We were so excited about the Keller. We produced a hardbound book. The speaker lineup was insane. But the one thing everyone remembers is the bag. We gave away a super-sweet Nike backpack. We put Stumptown coffee in it. Salt and Straw ice cream. It was the quintessential Portland swag, stuffed into a fancy $70 TEDx Portland-branded bag. Everyone loved it.
We created an expectation with the Portland attendee; we created the expectation of swag. Right or wrong, we created this massive expectation. No other TEDx around the world swags out their attendees like we do. We think it adds value to the event. We couldn’t wait to do it again.
But – and this is a very big but – 2015 rolls around, and The Keller tells us that we can’t do backpacks again because it’s against fire code. So, we launch into this 59-email rabbit hole of a thread on what could work and we land on this design. We’re talking about 1,000 hours of time, and we land on a European carryall that I called the murse.
It was a man-purse. It worked in theory. You could put your laptop in it. The fire marshal was cool with it, so people could bring it into the auditorium. We handed this loaded murse to our attendees at the beginning of the morning.
Unlike the super-popular backpacks that I still see floating around even today, I have only seen a murse once. It was 18 months ago at Powell’s bookstore, and I almost fainted. I asked the person, ‘Where did you get that?’ and that person replied: ‘I got it at Goodwill for $2.’ He was so proud, and I was so embarrassed. The murse will go down in TEDx Portland history as one of my biggest screw-ups. It was super well-intentioned and super-ridiculous.
The murse will go down in TEDx Portland history as one of my biggest screw-ups.

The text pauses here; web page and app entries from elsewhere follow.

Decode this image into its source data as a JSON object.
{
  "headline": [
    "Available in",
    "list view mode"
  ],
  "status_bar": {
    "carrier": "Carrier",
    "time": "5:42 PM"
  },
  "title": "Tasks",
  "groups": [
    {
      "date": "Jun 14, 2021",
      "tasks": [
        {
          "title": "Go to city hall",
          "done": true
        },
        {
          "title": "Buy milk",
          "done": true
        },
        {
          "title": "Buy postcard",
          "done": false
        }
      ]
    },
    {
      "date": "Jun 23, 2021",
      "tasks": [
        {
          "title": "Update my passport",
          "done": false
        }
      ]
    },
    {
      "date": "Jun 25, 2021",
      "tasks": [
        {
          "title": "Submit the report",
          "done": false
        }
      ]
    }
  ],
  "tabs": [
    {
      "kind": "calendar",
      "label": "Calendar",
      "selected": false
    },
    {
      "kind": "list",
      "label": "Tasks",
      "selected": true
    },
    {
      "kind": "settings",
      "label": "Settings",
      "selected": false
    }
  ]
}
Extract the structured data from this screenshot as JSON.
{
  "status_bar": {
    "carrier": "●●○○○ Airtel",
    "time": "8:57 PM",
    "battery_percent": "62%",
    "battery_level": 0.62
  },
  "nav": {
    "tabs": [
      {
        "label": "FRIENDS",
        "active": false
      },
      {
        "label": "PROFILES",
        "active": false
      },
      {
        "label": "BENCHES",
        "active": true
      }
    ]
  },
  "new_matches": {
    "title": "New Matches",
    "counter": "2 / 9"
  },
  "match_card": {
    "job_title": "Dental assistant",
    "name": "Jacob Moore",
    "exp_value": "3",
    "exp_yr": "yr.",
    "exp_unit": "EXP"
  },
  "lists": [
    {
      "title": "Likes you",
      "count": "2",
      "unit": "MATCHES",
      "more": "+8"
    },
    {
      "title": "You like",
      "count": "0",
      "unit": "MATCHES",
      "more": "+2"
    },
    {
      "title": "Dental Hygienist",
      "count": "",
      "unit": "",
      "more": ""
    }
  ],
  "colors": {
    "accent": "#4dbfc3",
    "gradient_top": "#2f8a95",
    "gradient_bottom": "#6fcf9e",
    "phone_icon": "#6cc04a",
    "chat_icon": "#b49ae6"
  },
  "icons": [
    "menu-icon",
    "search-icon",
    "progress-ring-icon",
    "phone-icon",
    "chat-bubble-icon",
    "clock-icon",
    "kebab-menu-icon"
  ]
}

Last year, we returned to the backpack, which we gave out at the end of the day. It was an amazingly designed, $85 backpack, and I was able to let go of my vision that everyone would carry them throughout the day. They were fine to get them at the end and bring them home, like a goodie bag after a kid's birthday party. And the fire marshal was happy because they did not pose a fire hazard.
But I still wanted to up our game. It’s hard to live down that murse, at least internally. Last year we did billboards for the first time, about 25 of them. We have upcycled them this year, and we are so very proud of that. These billboards will have the faces and eyeballs of last year’s speakers, and they will be on this year’s bags, which will be totes, duffels and fanny packs. This will be the swag-bag this year, and it’s been a total evolution from the murse – and what not to do.
I am so stoked. I host the event, introduce the speakers, and make jokes during the day. I am excited to wear an upcycled fanny pack. And I am 100 percent going to make a joke about the murse. If we had not learned from that mistake, we would never have had the institutional memory and muscle to evolve the swag bag into what it is now. It’s thoughtful and functional and upcycled. Everyone will love it.
TEDx Portland is on twitter at: @TEDxPortland
Photo of Davie Rae is courtesy of TEDx Portland